The change is upon us. I only cracked one window last night and it was sweater weather yesterday. Oh, the deliciousness of it.
We woke to a bank of mist that moved across the pasture in front of our house before it dissipated as the sun rose. Mark said it was a sure sign of fall. I heard the word "rhapsodic" today. I don’t remember how it was used, but I can think of no better term for this full-up time of year.
Anna visited for the weekend and I sent her home with a care package of green beans, beets, and little red potatoes. August is good garden fun. The taste of a fresh-from-the-garden vegetable is exquisite - but it’s also the texture. I asked Mark to describe it but I answered for him as usual! The adjectives that come to mind - creamy, buttery - soft but not mushy, firm but not tough, perfectly tender.

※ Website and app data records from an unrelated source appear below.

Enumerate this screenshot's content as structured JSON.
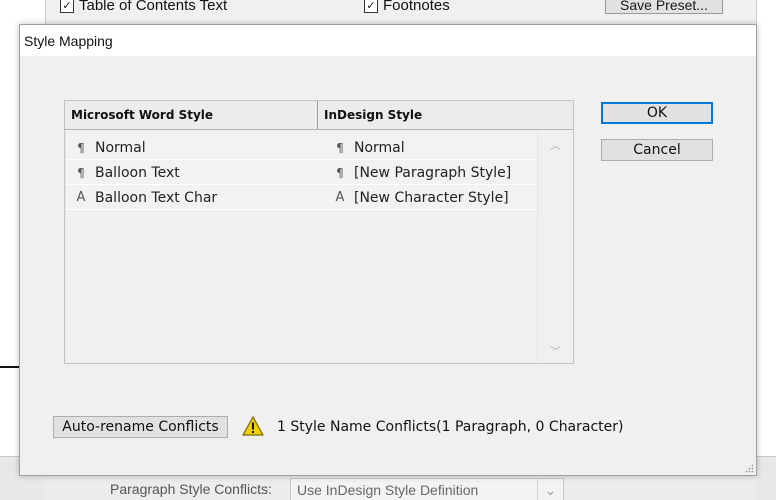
{
  "background": {
    "check_toc_label": "Table of Contents Text",
    "check_footnotes_label": "Footnotes",
    "save_preset_label": "Save Preset...",
    "para_style_conflicts_label": "Paragraph Style Conflicts:",
    "para_style_conflicts_value": "Use InDesign Style Definition"
  },
  "dialog": {
    "title": "Style Mapping",
    "table": {
      "headers": [
        "Microsoft Word Style",
        "InDesign Style"
      ],
      "rows": [
        {
          "word_icon": "paragraph-icon",
          "word_style": "Normal",
          "indesign_icon": "paragraph-icon",
          "indesign_style": "Normal"
        },
        {
          "word_icon": "paragraph-icon",
          "word_style": "Balloon Text",
          "indesign_icon": "paragraph-icon",
          "indesign_style": "[New Paragraph Style]"
        },
        {
          "word_icon": "character-icon",
          "word_style": "Balloon Text Char",
          "indesign_icon": "character-icon",
          "indesign_style": "[New Character Style]"
        }
      ]
    },
    "ok_label": "OK",
    "cancel_label": "Cancel",
    "auto_rename_label": "Auto-rename Conflicts",
    "conflicts_text": "1 Style Name Conflicts(1 Paragraph, 0 Character)"
  },
  "colors": {
    "accent": "#0078d7",
    "dialog_bg": "#f0f0f0",
    "warning": "#f5d000"
  }
}
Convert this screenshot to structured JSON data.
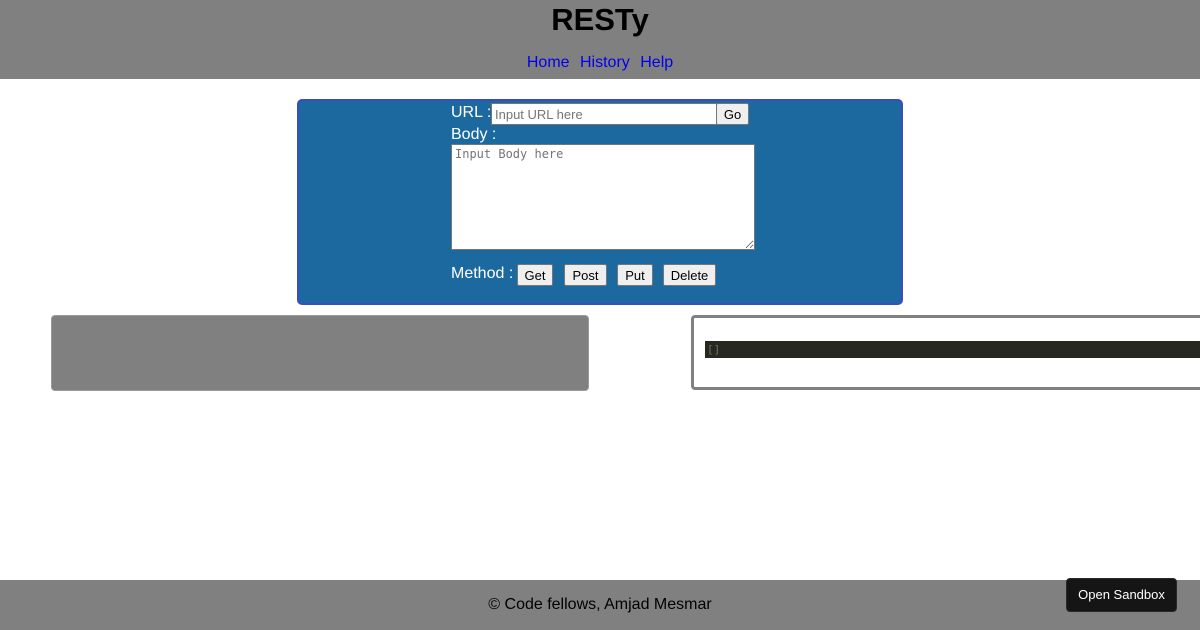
{
  "header": {
    "title": "RESTy",
    "nav": [
      {
        "label": "Home"
      },
      {
        "label": "History"
      },
      {
        "label": "Help"
      }
    ]
  },
  "form": {
    "url_label": "URL :",
    "url_placeholder": "Input URL here",
    "go_label": "Go",
    "body_label": "Body :",
    "body_placeholder": "Input Body here",
    "method_label": "Method :",
    "methods": [
      {
        "label": "Get"
      },
      {
        "label": "Post"
      },
      {
        "label": "Put"
      },
      {
        "label": "Delete"
      }
    ]
  },
  "results": {
    "json_text": "[]"
  },
  "footer": {
    "text": "© Code fellows, Amjad Mesmar"
  },
  "sandbox": {
    "label": "Open Sandbox"
  },
  "colors": {
    "header_bg": "#808080",
    "form_bg": "#1b699e",
    "link": "#0000ee",
    "json_bg": "#272822"
  }
}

I picked my second batch of beans for canning this morning. I had to lift the renegade cucumber vines off the bean plants to get to the fruit (or vegetable as it were). This time of year we always quote Midwestern humorist, Garrison Keillor, who describes an overgrown garden as x-rated. “Lots of lewd groping going on out there!”
As I picked beans, the bees were loving the cilantro, overgrown now and blossoming. I thought to myself that if everyone had a garden they would understand why we need to let plants express themselves in order to feed bees. We would also know why farm labor is different than regular labor and should be flexible in regards to overtime and piecework pay. You must harvest timely because vegetables and fruit are ready in a very narrow window and quickly get past their prime eating quality.
So many lessons to be learned between the rows of a garden.
Mark made some kids happy at the local 4-H fair by purchasing a lamb and a hog which will be processed at the local butcher shop. I gave them my cutting instructions for the pork yesterday. “Leave the fat on and put 4 chops to a package.” Things are shaping up for winter.
We shipped the last of the heifers to Oregon for fattening. They’ve been grazing the home place all summer. Mark has been moving electric fence around to make our pastures smaller and allow for better utilization of forage and longer recovery periods for the grass. Additionally, when cattle are confined to a small area they feel competitive with one another and consume weeds much better. I like to follow them around taking pictures of different “treatments.”
The plant life, both grass and weeds in some cases, bounces back after a quick graze. Pulsing roots and taking carbon from the atmosphere is heady stuff; just doing our part for climate change. “You’re welcome!”
|Kate loves coming upon irrigation water when moving cattle|
|goal is every plant bitten or trampled|
lots of residual
|headed back to grad school|